The government is clamping down on gold hoarding, and the gang ostensibly headed by Flash Slavin (Costello) is using the situation to mount a racket. When Flash’s sidekicks Butch Barker (Gleason) and Spike Dolan (Young) murder a gold smuggler rather than pay his price, the State Troopers are soon on the case.

New to the Troopers that day is Johnny Shields (Sharpe), to the delight of his sister Jane (Henry) and her fiancé Corporal Tom Marlin (Richmond), another Trooper; Johnny’s kid brother Freddie (Darro) feigns ennui, but is soon running a campaign of his own to catch the crooks.

The next victim of Butch and Spike is Johnny . . . a demise that, bizarrely, appears to affect Freddie, Jane and Tom not at all, for that evening they’re clowning and joking just like always! Obviously, Freddie and Tom eventually snare the bad guys, Jane conveniently disappearing (bridge night, perhaps?) when her presence might hamper events.

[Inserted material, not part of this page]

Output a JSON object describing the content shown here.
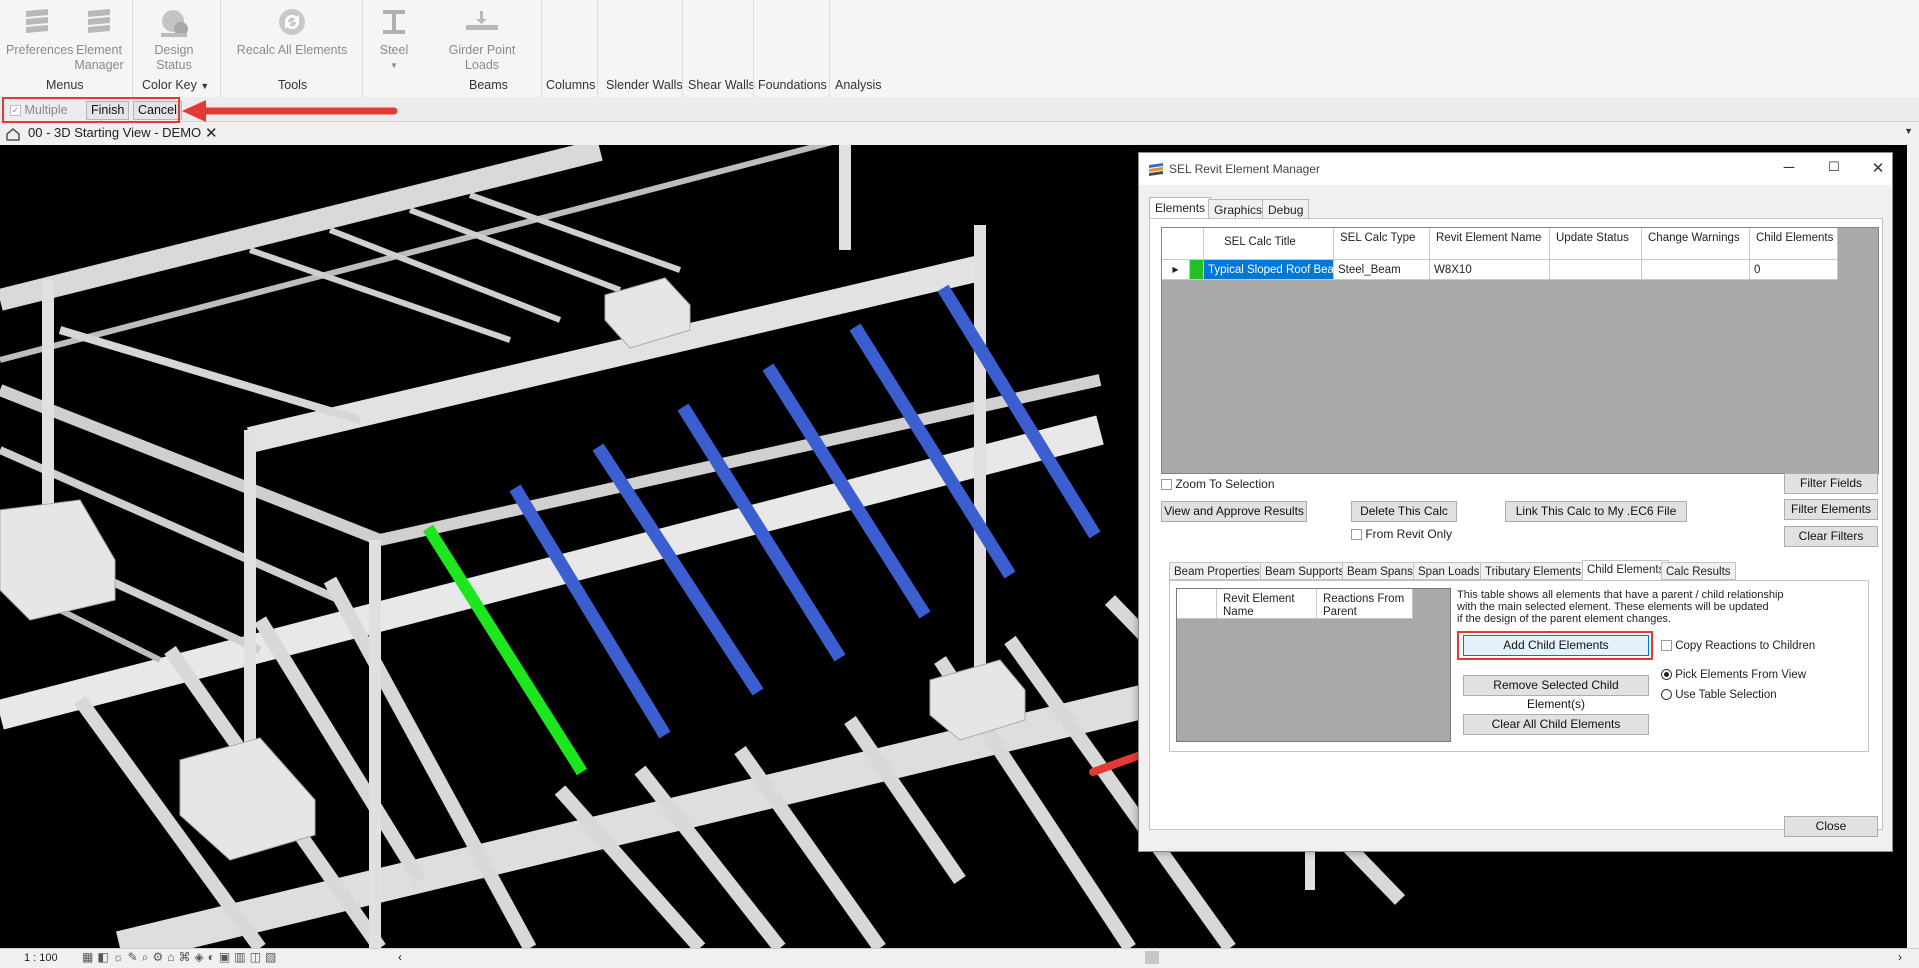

The intent is clearly to give the character played by ex-child actor, ex-silents star Darro an appealing irrepressible-trickster quality, but he comes across as merely brattish—and also as far older than the teenager he’s supposed to be (he was 20 by now). Story and screenplay tend toward the clichéd—it’s hardly a surprise when the gang’s real boss proves to be the Shields’s purportedly crippled lodger Endebury (Austin). The dialogue has on occasion a certain naive charm, as when Spike tells elderly simpleton farmer Finnegan (Dwire): “Listen, whiskerpuss, don’t move from this spot or I’ll plug ya!” There’s a fairly depressing lack of ambition on display: the moviemakers seem to have aimed only as high as mediocrity and been perfectly content to fall short of that target. For Henry it was a long way down from such roles as Alice in the all-star Alice in Wonderland (1933).

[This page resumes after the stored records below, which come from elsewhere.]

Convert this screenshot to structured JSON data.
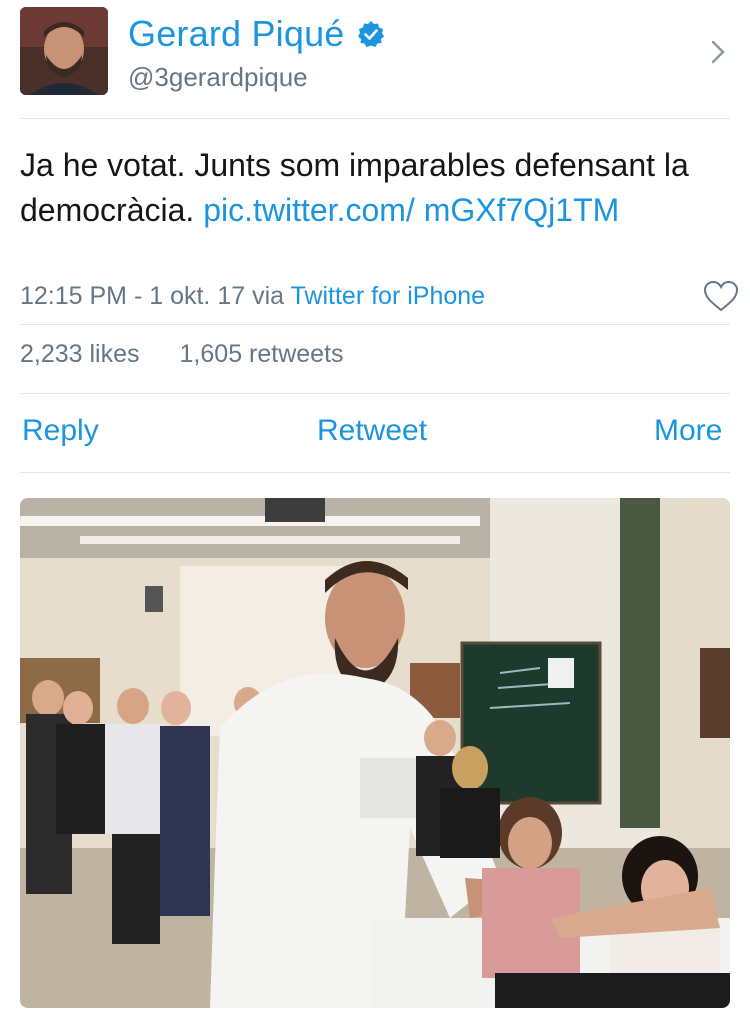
{
  "profile": {
    "name": "Gerard Piqué",
    "handle": "@3gerardpique",
    "verified": true,
    "icons": {
      "verified": "verified-badge-icon",
      "chevron": "chevron-right-icon"
    }
  },
  "tweet": {
    "text": "Ja he votat. Junts som imparables defensant la democràcia. ",
    "link": "pic.twitter.com/ mGXf7Qj1TM",
    "time": "12:15 PM - 1 okt. 17 via ",
    "source": "Twitter for iPhone"
  },
  "stats": {
    "likes": "2,233 likes",
    "retweets": "1,605 retweets"
  },
  "actions": {
    "reply": "Reply",
    "retweet": "Retweet",
    "more": "More"
  },
  "colors": {
    "link": "#1b95e0",
    "secondary_text": "#657786",
    "divider": "#e1e8ed"
  }
}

Author Peter B. Kyne was best known for his The Three Godfathers (1913), which has been adapted for the screen a number of times, most famously as 3 Godfathers (1948) dir John Ford, with John Wayne, Pedro Armendáriz and Harry Carey Jr.

 

On Amazon.com: Young Dynamite